We use our unique, national dataset to look at the key trends happening in the private healthcare sector for Q2 (April to June) 2022.
Self-pay continued to be an important factor in the private healthcare market. There was also a large increase in the number of consultants working across the Top 10 specialties, particularly general medicine (137%) and general surgery (63%).
Cataracts continued to be the most frequently conducted self-pay procedure, but hip replacement, knee replacement and inguinal hernia repair all had large increases.
* Figures are rounded to the nearest 1,000. The total may not add as this is calculated using the actual figure then rounded.
In the latest available quarter (April to June 2022) providers reported similar levels of private patient admissions to the previous two quarters. Although slightly down on Q1 (January to March) 2022, at almost 200,000, it is higher than the level of activity reported for (pre-pandemic) quarter 2 in 2019.
Self-pay continues to be popular
Although below the figures for the past year, self-pay figures continue to be at a high level and well above (33%) the equivalent figure for Q2 2019.
After rising to a post-pandemic lockdown high in Q1 2022, the number of people receiving treatment on an insured basis was lower and at a similar level to Q4 2021. In Q2 2022, insured activity was 8% below the comparative period in 2019, but at a similar level to Q2 2021.
NHS private patient services activity in both self-pay and insured cases continued to be below pre-pandemic activity levels. Self-pay was down 27% and insured cases down 46% from Q2 2019.
Self-pay in the regions
London, the South East and South West were again the most active self-pay market in terms of volume, with over 13,795; 10,005; and 7,420 admissions respectively between April and June 2022. London had the joint lowest growth rate (alongside the North West), and the South East also had a lower growth rate (17%) than the majority of nations/regions. In contrast, the South West experienced growth of 49%.
Wales continued to see high increases in self-pay admissions (90%) in the quarter and also had an increase in insured admissions (21%).
Northern Ireland had a 55% increase in self-pay admissions and was also the nation/region with the highest growth in insured admissions (28%), though totals are lower in both cases than other nations/regions.
Scotland once again saw a strong growth in self-pay admissions (up 69%), but its insured admissions were down 10% on the equivalent pre-pandemic months.
Self-pay trends for common procedures

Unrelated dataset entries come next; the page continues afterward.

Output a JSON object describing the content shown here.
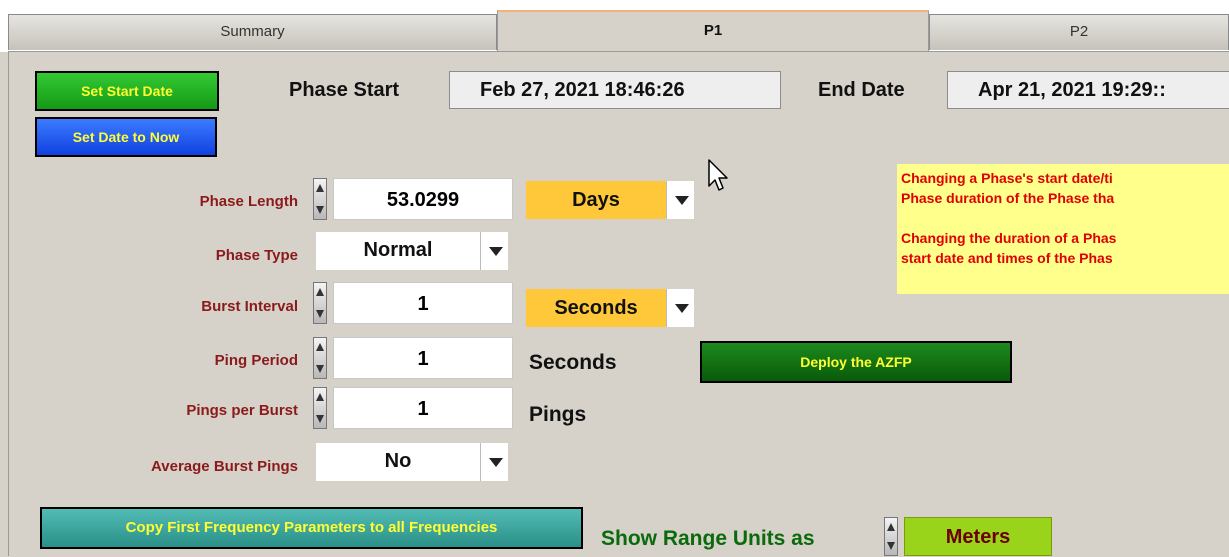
{
  "tabs": [
    {
      "label": "Summary"
    },
    {
      "label": "P1"
    },
    {
      "label": "P2"
    }
  ],
  "buttons": {
    "set_start_date": "Set Start Date",
    "set_date_now": "Set Date to Now",
    "deploy": "Deploy the AZFP",
    "copy_freq": "Copy First Frequency Parameters to all Frequencies"
  },
  "header": {
    "phase_start_label": "Phase Start",
    "phase_start_value": "Feb 27, 2021 18:46:26",
    "end_date_label": "End Date",
    "end_date_value": "Apr 21, 2021 19:29::"
  },
  "form": {
    "phase_length": {
      "label": "Phase Length",
      "value": "53.0299",
      "unit": "Days"
    },
    "phase_type": {
      "label": "Phase Type",
      "value": "Normal"
    },
    "burst_interval": {
      "label": "Burst Interval",
      "value": "1",
      "unit": "Seconds"
    },
    "ping_period": {
      "label": "Ping Period",
      "value": "1",
      "unit": "Seconds"
    },
    "pings_per_burst": {
      "label": "Pings per Burst",
      "value": "1",
      "unit": "Pings"
    },
    "average_burst_pings": {
      "label": "Average Burst Pings",
      "value": "No"
    }
  },
  "note": {
    "line1": "Changing a Phase's start date/ti",
    "line2": "Phase duration of the Phase tha",
    "line3": "Changing the duration of a Phas",
    "line4": "start date and times of the Phas"
  },
  "range": {
    "label": "Show Range Units as",
    "value": "Meters"
  },
  "colors": {
    "green_button": "#22b322",
    "blue_button": "#1a5cff",
    "yellow_text": "#ffff33",
    "dark_green_button": "#0f6a10",
    "teal_button": "#38a8a0",
    "orange_dropdown": "#ffc83a",
    "lime_box": "#99d41a",
    "note_bg": "#ffff8c",
    "note_text": "#e00000",
    "red_label": "#8b1a1a"
  }
}
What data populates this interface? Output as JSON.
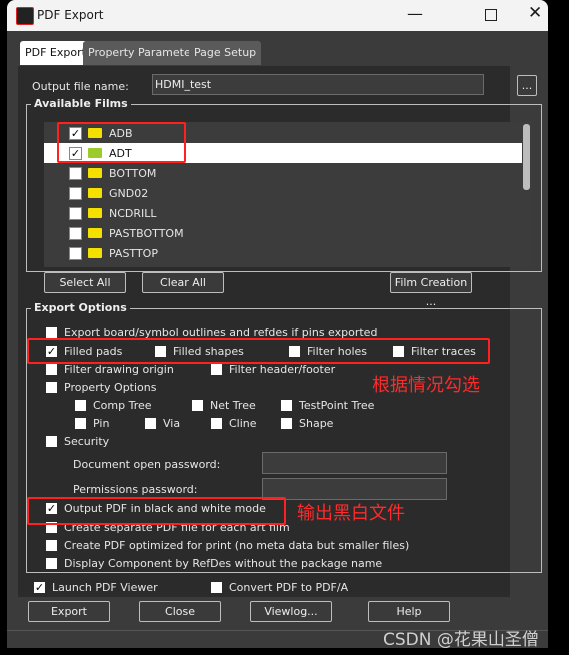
{
  "window": {
    "title": "PDF Export",
    "icon": "app-logo-icon"
  },
  "tabs": [
    {
      "label": "PDF Export",
      "active": true
    },
    {
      "label": "Property Parameters"
    },
    {
      "label": "Page Setup"
    }
  ],
  "output": {
    "label": "Output file name:",
    "value": "HDMI_test",
    "browse": "..."
  },
  "films": {
    "title": "Available Films",
    "items": [
      {
        "name": "ADB",
        "checked": true
      },
      {
        "name": "ADT",
        "checked": true,
        "selected": true
      },
      {
        "name": "BOTTOM",
        "checked": false
      },
      {
        "name": "GND02",
        "checked": false
      },
      {
        "name": "NCDRILL",
        "checked": false
      },
      {
        "name": "PASTBOTTOM",
        "checked": false
      },
      {
        "name": "PASTTOP",
        "checked": false
      }
    ],
    "select_all": "Select All",
    "clear_all": "Clear All",
    "film_creation": "Film Creation ..."
  },
  "export_options": {
    "title": "Export Options",
    "export_outlines": "Export board/symbol outlines and refdes if pins exported",
    "filled_pads": "Filled pads",
    "filled_shapes": "Filled shapes",
    "filter_holes": "Filter holes",
    "filter_traces": "Filter traces",
    "filter_origin": "Filter drawing origin",
    "filter_header": "Filter header/footer",
    "property_options": "Property Options",
    "comp_tree": "Comp Tree",
    "net_tree": "Net Tree",
    "testpoint_tree": "TestPoint Tree",
    "pin": "Pin",
    "via": "Via",
    "cline": "Cline",
    "shape": "Shape",
    "security": "Security",
    "doc_password": "Document open password:",
    "perm_password": "Permissions password:",
    "bw_mode": "Output PDF in black and white mode",
    "separate": "Create separate PDF file for each art film",
    "optimized": "Create PDF optimized for print (no meta data but smaller files)",
    "display_refdes": "Display Component by RefDes without the package name"
  },
  "launch_viewer": "Launch PDF Viewer",
  "convert_pdfa": "Convert PDF to PDF/A",
  "buttons": {
    "export": "Export",
    "close": "Close",
    "viewlog": "Viewlog...",
    "help": "Help"
  },
  "annotations": {
    "note1": "根据情况勾选",
    "note2": "输出黑白文件",
    "color": "#ff2a2a"
  },
  "watermark": "CSDN @花果山圣僧"
}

By volume cataract surgery is once again the largest area of activity for self-pay procedures (up 42% on Q2 2019). However, in terms of growth, hip replacement (184%), knee replacement (153%) and inguinal hernia repair (123%) procedures had the highest increase (each with triple digit increases).
The other procedures making up the Top 10 had lower growth rates. Breast enlargement was the only procedure in the Top 10 to show a fall (-47%).
Active consultants in private healthcare
The number of consultants actively treating private patients was largely consistent with Q1 2022. May equalled the joint highest number of active consultants since the pandemic began. This is a peak reached only twice before (in June 2021 and November 2021). However, May’s total was still 600 below the same month in 2019.
Volume of consultants by Top 10 specialty
Compared to the same 6 month period in 2020, there was an increase in the number of active consultants for each of the Top 10 specialties in the latest period. This was most pronounced for general medicine (up 137%) and general surgery (up 63%).
Trauma and orthopaedics had the highest volume of consultants of the Top 10 specialties, and it had the lowest growth rate (29%).
All data described above taken from PHIN’s unique, national private dataset describing admitted activity (day case and inpatient). This excludes activity outside of PHIN’s mandate from the Competition and Markets Authority, such as outpatient diagnostics and mental health.
There is a time lag between collecting, validating and processing the data we receive from hospitals before we can publish it. This can be up to 6 months after treatment has been completed, to ensure a fair process and accurate data.
Activity numbers have been rounded to the nearest 5, with percentage based on the unrounded figures.